I am a maker, woodturning demonstrator, woodturning teacher, and a woodturning writer. I began woodturning in 1993.
I am interested in craft education and in its purest form. The philosophy I follow is best summed up by a quote from W.B. Yeats “Education is not filling a pail, but lighting a fire”.
First and foremost, I am a maker. I make both functional and one off artistic pieces. I believe strongly that craft is the bridge between technology and art. This is the essence that I want to bring to my work.
My teaching is informed by both explorations in my own work, and from writing on topics within the woodturning field. I believe the woodturning field is truly International.
If a craftsperson wants to be accepted within the world woodturning community, the standards followed should be international standards.
Writing about woodturning allows me to explore specific aspects of contemporary woodturning and almost all of my published articles have been published by the former International Woodturning Centre in Philadelphia USA (now Centre for Wood Art).
I have demonstrated within Ireland and the UK. When engaging with an audience, I try not only to demonstrate the specifics of the craft of woodturning, but also to have a dialogue on what it means to be a committed craftsperson in a technological age.
Craft always needs to evolve, and in the 21st Century I believe that makers need to think deeply on what it is to be a craftsperson. The question of what really constitutes a handcraft is a very deep one, and needs careful analysis and debate.
Without a deep insight into the philosophy of the craft, any maker only possesses motor and dexterity skills. For craft to have real meaning and depth and relevance, it needs to have soul.

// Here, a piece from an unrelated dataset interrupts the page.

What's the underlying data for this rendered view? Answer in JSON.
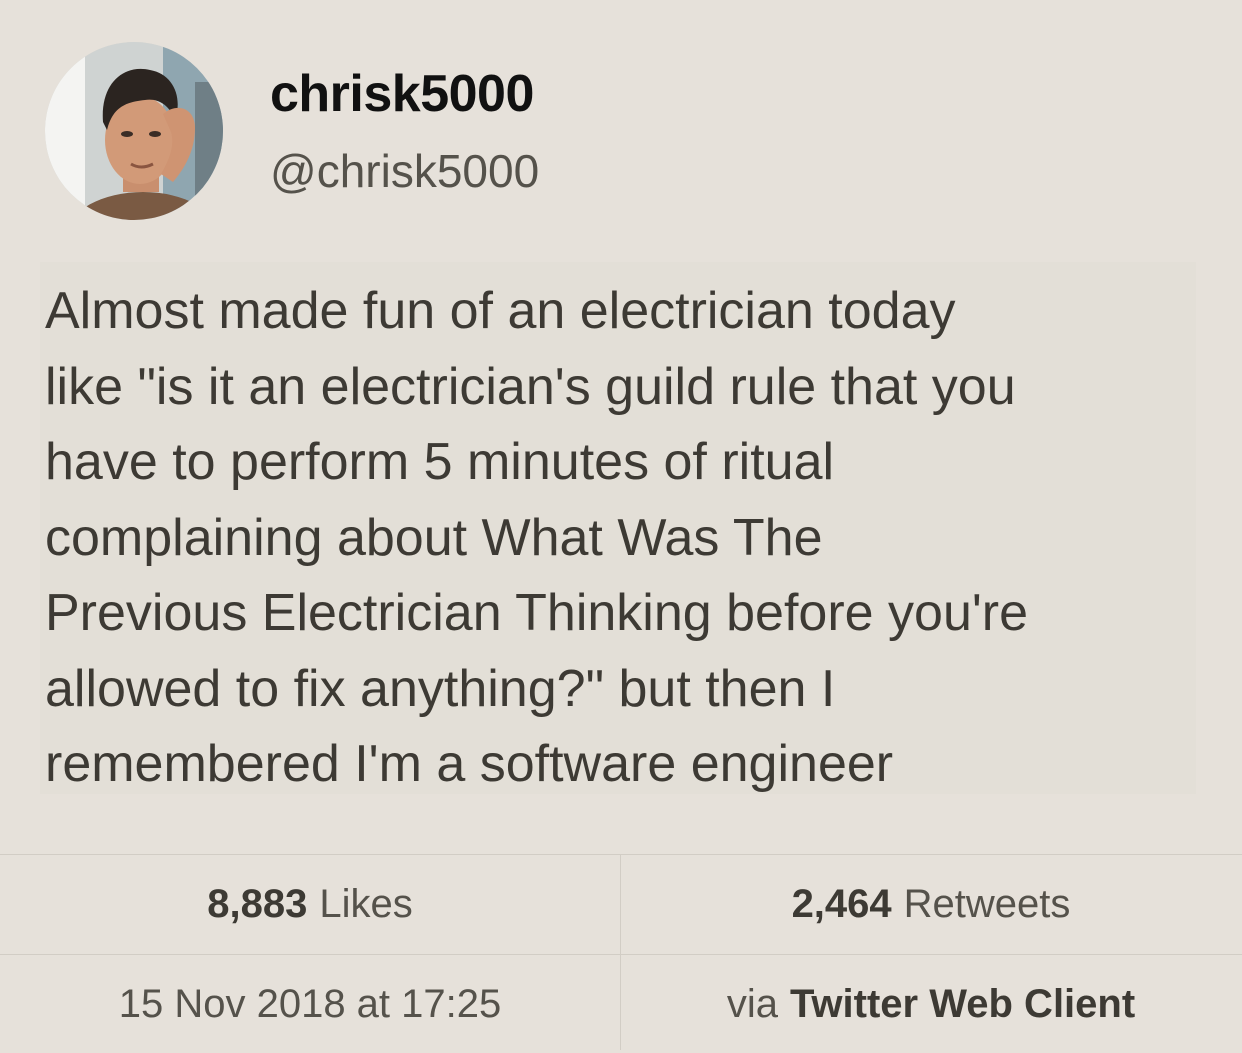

All of these facets – making, teaching, writing and demonstrating reinforce each other and help to make me a better maker, a better teacher and, most of all, a better student. That how I describe myself, I am a true student of the woodturning field.